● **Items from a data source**

___

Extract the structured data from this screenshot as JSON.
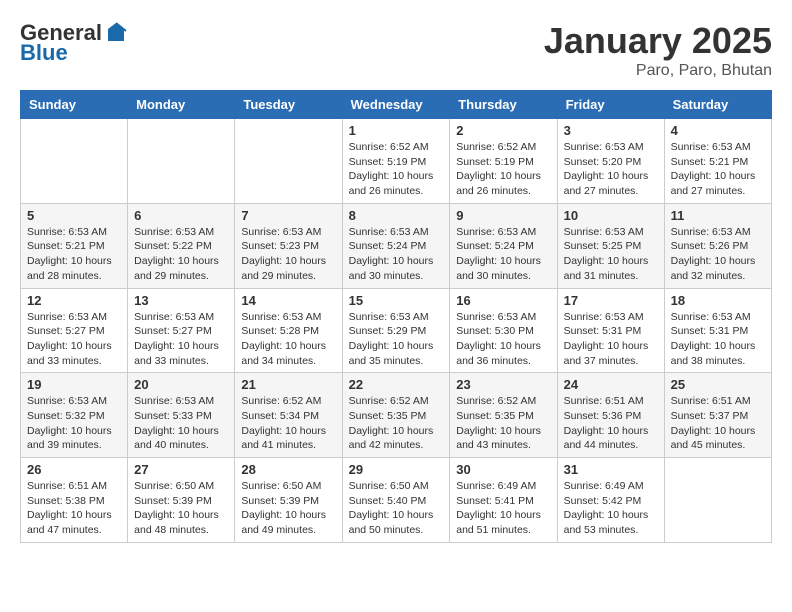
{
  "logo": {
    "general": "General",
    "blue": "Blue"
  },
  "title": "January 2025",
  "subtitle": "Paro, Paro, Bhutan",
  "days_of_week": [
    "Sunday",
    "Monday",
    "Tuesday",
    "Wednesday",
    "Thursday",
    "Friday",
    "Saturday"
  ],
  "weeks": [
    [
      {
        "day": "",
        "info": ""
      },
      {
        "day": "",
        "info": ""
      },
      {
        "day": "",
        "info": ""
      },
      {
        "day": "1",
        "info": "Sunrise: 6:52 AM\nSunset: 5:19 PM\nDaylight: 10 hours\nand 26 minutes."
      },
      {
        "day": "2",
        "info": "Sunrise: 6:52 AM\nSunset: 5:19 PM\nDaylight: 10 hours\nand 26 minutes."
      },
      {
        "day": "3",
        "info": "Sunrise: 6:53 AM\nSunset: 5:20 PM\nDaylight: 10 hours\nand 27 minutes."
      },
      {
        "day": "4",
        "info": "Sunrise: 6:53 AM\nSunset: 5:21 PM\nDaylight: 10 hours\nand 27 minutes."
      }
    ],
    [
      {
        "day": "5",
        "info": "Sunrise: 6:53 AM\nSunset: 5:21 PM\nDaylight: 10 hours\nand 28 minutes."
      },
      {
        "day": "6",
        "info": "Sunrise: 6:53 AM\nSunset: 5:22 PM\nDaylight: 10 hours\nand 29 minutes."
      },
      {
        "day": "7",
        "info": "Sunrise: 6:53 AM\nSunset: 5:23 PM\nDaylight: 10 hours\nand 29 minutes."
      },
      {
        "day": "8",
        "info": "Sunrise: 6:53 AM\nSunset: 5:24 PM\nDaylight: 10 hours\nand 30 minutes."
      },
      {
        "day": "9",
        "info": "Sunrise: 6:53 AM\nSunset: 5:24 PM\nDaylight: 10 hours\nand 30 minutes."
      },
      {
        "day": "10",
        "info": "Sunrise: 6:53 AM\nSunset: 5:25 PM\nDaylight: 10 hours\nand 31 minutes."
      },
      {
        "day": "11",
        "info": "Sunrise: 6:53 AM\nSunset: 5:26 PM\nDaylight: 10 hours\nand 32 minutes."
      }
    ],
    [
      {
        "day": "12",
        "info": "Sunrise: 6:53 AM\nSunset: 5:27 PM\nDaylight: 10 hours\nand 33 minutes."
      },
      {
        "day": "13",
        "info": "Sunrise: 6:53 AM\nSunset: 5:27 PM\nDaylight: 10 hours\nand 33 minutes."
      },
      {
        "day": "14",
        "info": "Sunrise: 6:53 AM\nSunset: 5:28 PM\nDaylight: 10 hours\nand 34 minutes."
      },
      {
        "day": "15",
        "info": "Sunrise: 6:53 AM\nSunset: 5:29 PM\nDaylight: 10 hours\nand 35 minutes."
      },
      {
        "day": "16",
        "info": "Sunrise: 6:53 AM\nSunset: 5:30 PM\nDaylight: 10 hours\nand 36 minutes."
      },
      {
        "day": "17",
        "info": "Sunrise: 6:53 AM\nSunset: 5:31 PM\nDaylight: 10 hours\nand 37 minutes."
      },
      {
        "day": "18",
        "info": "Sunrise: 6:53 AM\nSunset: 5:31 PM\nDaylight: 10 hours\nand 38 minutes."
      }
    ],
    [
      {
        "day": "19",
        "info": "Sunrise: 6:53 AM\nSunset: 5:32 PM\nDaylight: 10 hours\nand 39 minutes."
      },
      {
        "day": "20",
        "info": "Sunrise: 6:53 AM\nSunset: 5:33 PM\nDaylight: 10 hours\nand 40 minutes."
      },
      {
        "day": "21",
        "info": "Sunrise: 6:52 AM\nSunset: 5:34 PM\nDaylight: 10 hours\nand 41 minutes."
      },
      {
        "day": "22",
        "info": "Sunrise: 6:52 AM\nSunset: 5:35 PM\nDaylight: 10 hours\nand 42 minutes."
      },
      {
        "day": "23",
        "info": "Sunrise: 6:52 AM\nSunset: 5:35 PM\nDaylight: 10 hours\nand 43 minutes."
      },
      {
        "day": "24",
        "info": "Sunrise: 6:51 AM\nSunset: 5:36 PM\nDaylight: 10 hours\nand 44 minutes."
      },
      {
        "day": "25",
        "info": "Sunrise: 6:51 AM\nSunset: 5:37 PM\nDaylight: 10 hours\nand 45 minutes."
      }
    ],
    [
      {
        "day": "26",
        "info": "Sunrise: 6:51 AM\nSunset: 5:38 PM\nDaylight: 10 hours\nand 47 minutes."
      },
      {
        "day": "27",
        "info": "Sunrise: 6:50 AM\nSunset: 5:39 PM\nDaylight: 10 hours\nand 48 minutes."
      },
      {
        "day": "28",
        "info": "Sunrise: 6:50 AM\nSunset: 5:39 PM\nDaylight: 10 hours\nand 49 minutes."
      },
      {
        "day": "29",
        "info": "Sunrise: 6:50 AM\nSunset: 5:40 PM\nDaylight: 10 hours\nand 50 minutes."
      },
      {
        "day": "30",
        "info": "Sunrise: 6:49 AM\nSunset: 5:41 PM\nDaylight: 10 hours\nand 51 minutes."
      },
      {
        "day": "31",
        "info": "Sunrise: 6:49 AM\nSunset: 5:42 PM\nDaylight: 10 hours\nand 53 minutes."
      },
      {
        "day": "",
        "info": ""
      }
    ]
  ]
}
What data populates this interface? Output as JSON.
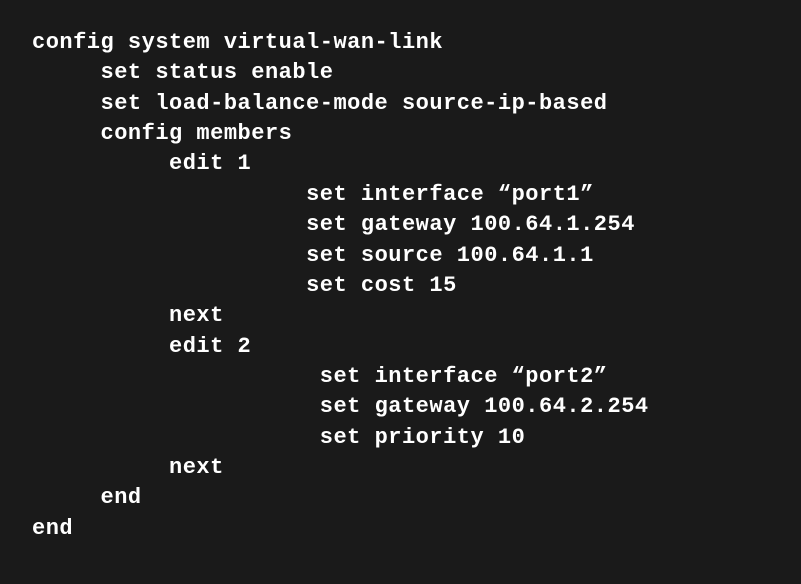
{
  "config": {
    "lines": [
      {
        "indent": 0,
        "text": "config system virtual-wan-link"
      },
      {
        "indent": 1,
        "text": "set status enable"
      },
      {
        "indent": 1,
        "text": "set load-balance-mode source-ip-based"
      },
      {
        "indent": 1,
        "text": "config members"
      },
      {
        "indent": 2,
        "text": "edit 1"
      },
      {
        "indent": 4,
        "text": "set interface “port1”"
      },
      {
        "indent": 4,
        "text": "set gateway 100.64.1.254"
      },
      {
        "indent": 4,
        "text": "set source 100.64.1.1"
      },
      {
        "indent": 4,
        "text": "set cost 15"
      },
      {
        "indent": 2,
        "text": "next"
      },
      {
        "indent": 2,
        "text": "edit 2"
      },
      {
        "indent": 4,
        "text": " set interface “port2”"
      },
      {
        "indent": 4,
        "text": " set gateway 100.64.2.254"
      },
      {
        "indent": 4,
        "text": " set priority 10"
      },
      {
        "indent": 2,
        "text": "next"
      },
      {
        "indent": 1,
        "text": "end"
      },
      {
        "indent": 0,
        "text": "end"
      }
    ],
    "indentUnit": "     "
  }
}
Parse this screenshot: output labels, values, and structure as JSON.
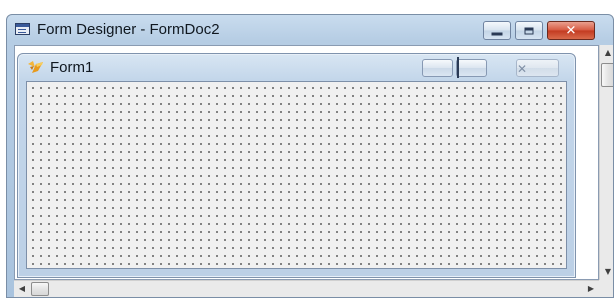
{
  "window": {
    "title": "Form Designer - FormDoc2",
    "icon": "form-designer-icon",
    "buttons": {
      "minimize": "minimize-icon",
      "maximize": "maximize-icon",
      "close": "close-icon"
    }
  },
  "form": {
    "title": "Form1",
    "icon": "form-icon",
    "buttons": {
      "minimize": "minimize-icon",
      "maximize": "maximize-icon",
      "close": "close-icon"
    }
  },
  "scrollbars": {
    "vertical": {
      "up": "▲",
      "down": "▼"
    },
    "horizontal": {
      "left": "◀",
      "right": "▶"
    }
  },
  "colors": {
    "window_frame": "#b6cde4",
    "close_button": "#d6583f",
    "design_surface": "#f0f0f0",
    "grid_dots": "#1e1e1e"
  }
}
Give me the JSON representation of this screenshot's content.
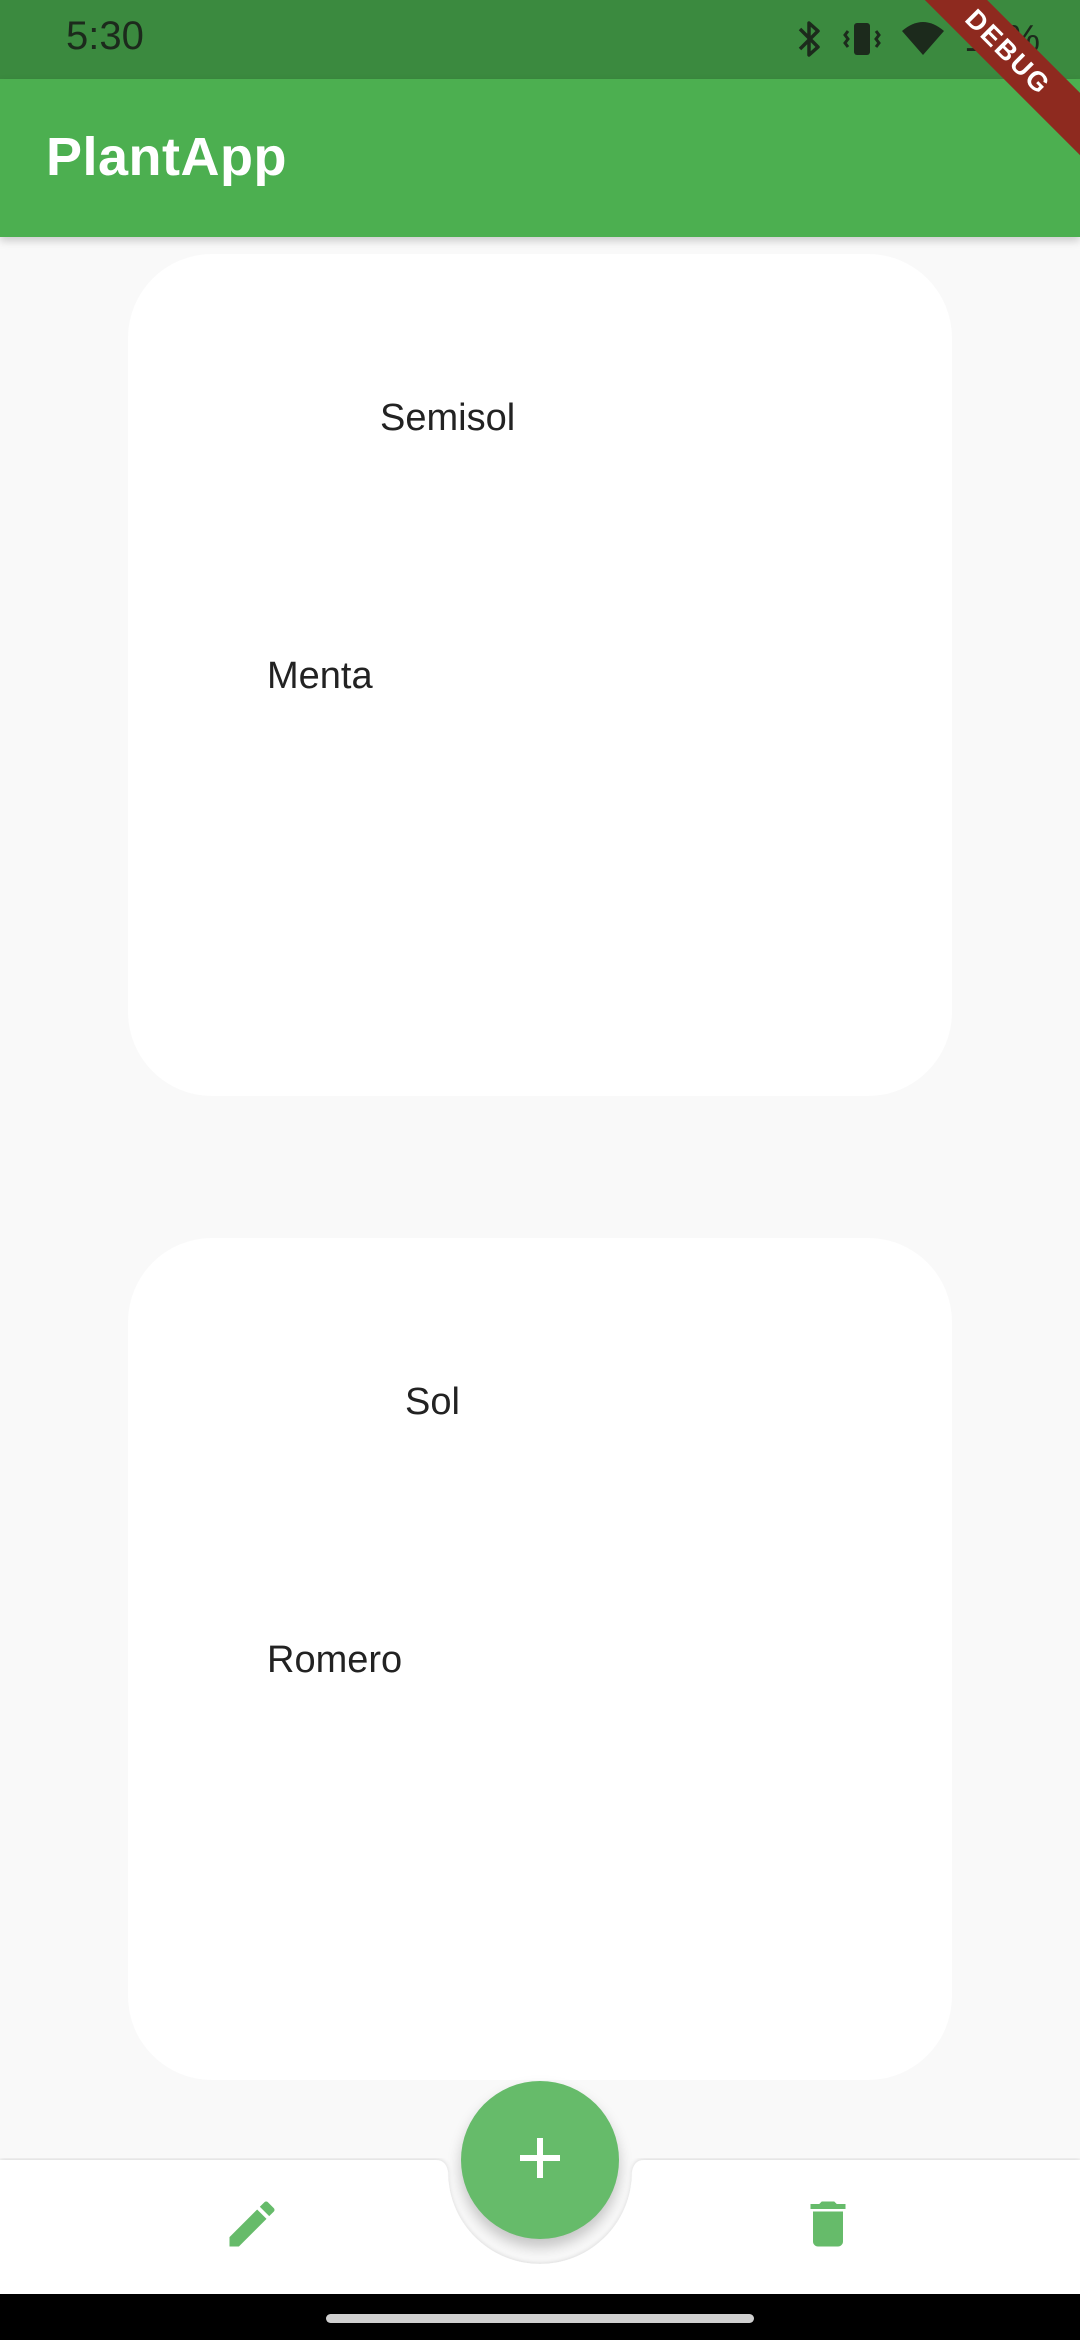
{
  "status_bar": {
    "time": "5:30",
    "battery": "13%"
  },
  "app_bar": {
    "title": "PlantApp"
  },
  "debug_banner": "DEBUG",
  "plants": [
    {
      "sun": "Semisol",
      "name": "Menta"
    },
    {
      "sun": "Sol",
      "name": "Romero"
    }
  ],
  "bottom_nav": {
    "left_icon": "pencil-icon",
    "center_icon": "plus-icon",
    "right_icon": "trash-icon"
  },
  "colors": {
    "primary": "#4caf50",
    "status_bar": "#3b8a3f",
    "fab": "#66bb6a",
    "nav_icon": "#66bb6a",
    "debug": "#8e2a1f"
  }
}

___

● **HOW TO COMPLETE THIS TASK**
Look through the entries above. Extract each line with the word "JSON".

● **EXERCISE RESPONSE**
Extract the structured data from this screenshot as JSON.
What data populates this interface? Output as JSON.
Parse this screenshot: output labels, values, and structure as JSON.
Give me the JSON representation of this screenshot's content.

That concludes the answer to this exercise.